Provided entries —

※ ※ ※

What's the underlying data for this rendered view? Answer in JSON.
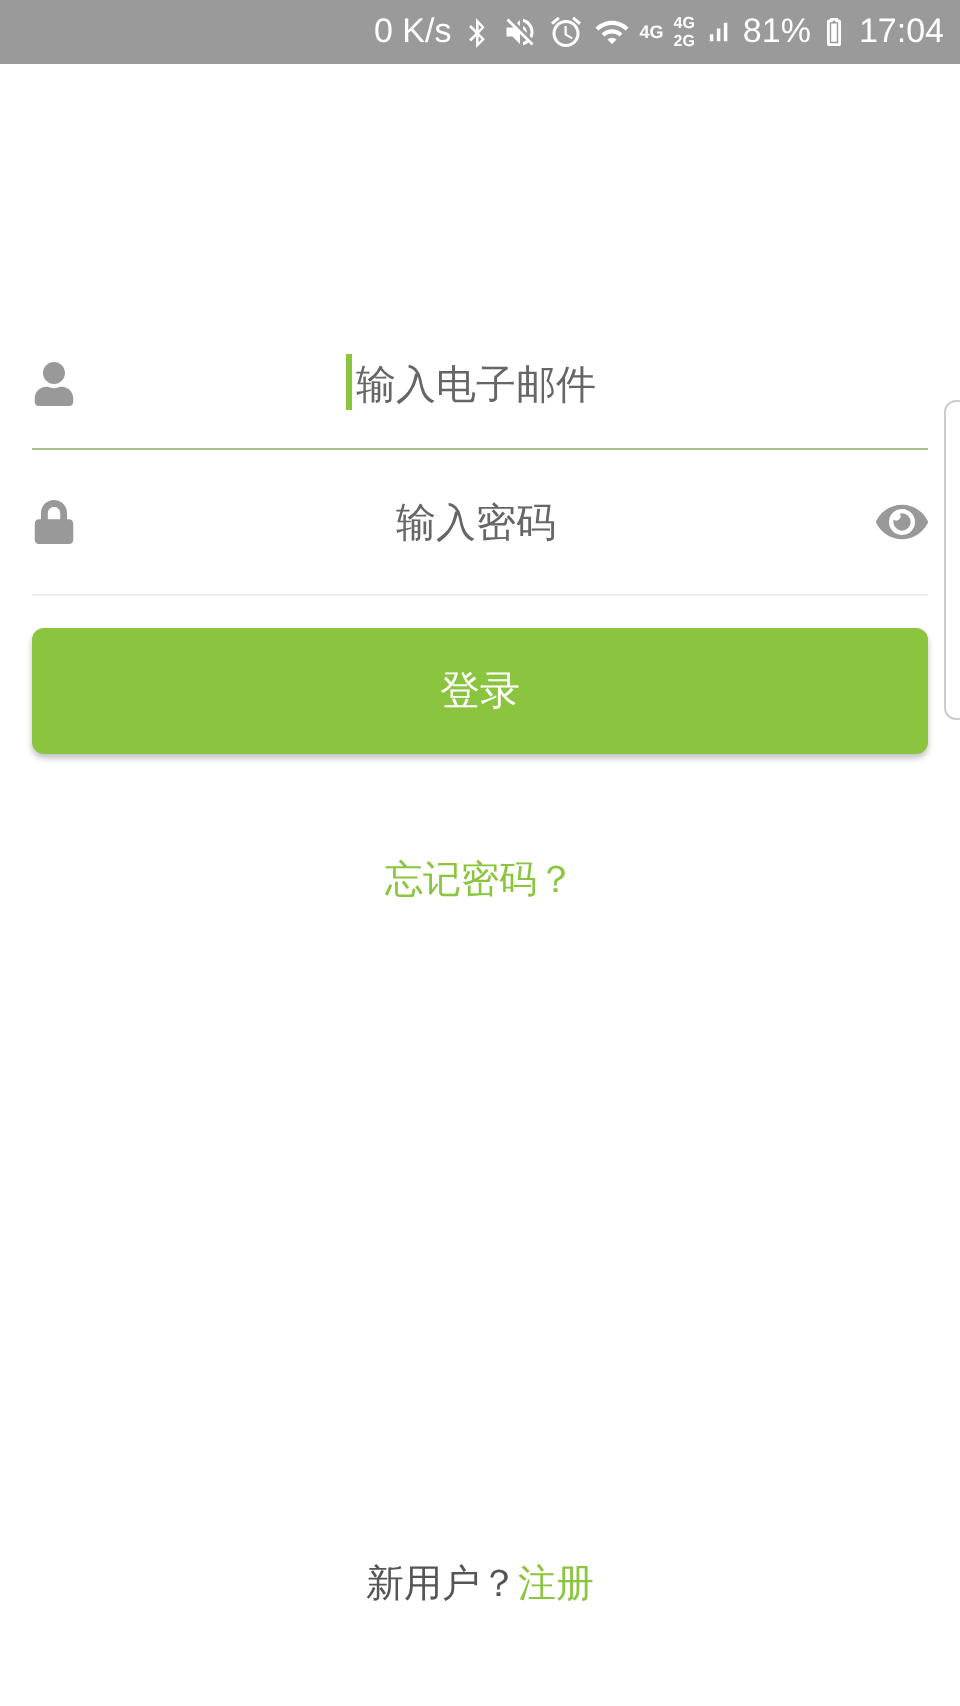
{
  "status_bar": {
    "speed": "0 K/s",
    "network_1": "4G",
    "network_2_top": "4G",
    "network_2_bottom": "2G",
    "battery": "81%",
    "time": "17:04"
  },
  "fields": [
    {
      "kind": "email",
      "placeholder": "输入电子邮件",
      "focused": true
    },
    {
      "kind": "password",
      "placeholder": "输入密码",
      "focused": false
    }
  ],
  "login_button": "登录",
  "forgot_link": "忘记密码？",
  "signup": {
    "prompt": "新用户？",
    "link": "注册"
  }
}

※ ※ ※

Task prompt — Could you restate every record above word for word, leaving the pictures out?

Response to this task —
What's the underlying data for this rendered view? Answer in JSON.
{
  "status_bar": {
    "speed": "0 K/s",
    "network_1": "4G",
    "network_2_top": "4G",
    "network_2_bottom": "2G",
    "battery": "81%",
    "time": "17:04"
  },
  "fields": [
    {
      "kind": "email",
      "placeholder": "输入电子邮件",
      "focused": true
    },
    {
      "kind": "password",
      "placeholder": "输入密码",
      "focused": false
    }
  ],
  "login_button": "登录",
  "forgot_link": "忘记密码？",
  "signup": {
    "prompt": "新用户？",
    "link": "注册"
  }
}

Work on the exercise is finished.